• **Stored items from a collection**
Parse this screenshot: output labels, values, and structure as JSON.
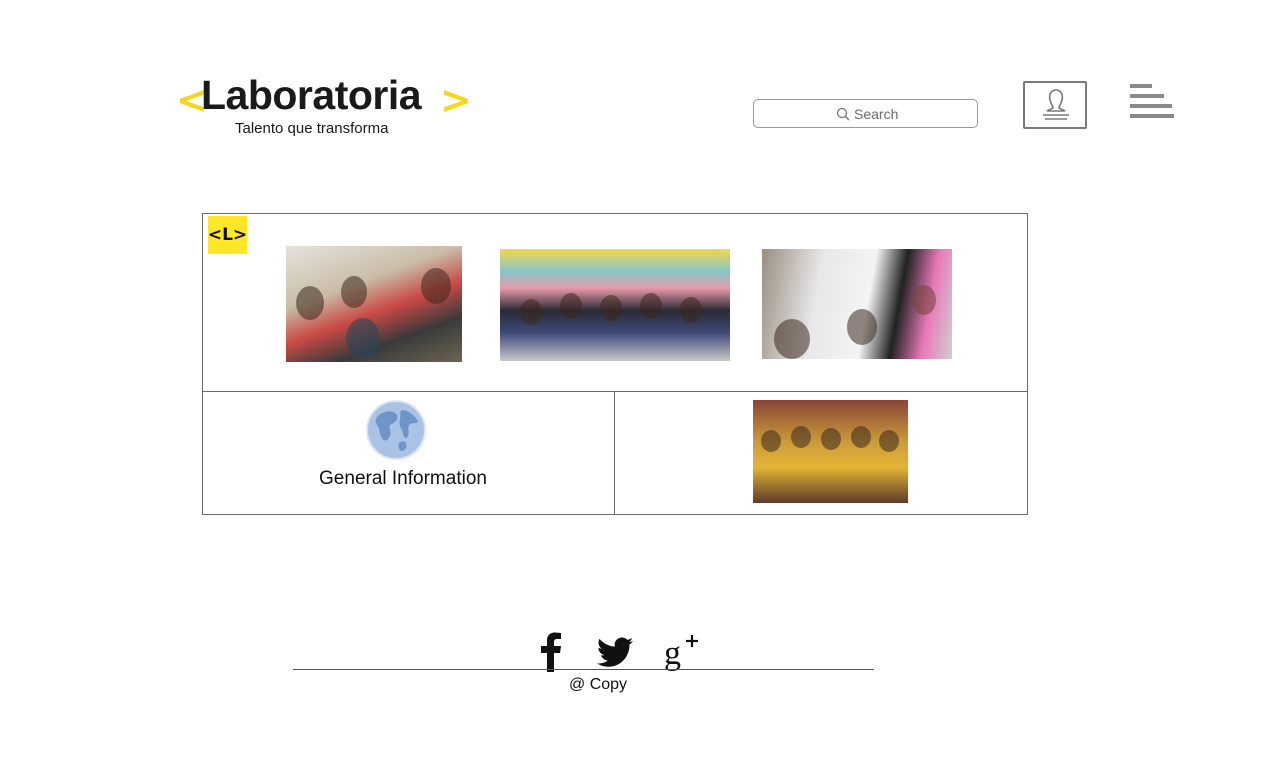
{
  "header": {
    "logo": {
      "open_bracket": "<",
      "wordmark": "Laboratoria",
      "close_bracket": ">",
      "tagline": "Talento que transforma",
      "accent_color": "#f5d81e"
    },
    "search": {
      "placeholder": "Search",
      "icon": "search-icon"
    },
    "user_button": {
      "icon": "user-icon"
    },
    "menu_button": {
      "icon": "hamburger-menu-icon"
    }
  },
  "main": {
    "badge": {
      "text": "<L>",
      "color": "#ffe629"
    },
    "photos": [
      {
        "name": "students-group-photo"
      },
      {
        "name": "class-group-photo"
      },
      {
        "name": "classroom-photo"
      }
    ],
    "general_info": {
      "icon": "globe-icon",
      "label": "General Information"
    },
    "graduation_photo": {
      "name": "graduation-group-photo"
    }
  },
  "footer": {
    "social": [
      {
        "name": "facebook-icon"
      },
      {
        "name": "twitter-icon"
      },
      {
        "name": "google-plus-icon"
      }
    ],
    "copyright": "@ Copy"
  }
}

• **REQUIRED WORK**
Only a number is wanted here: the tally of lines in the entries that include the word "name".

• **ANSWER TO THE PROBLEM**
7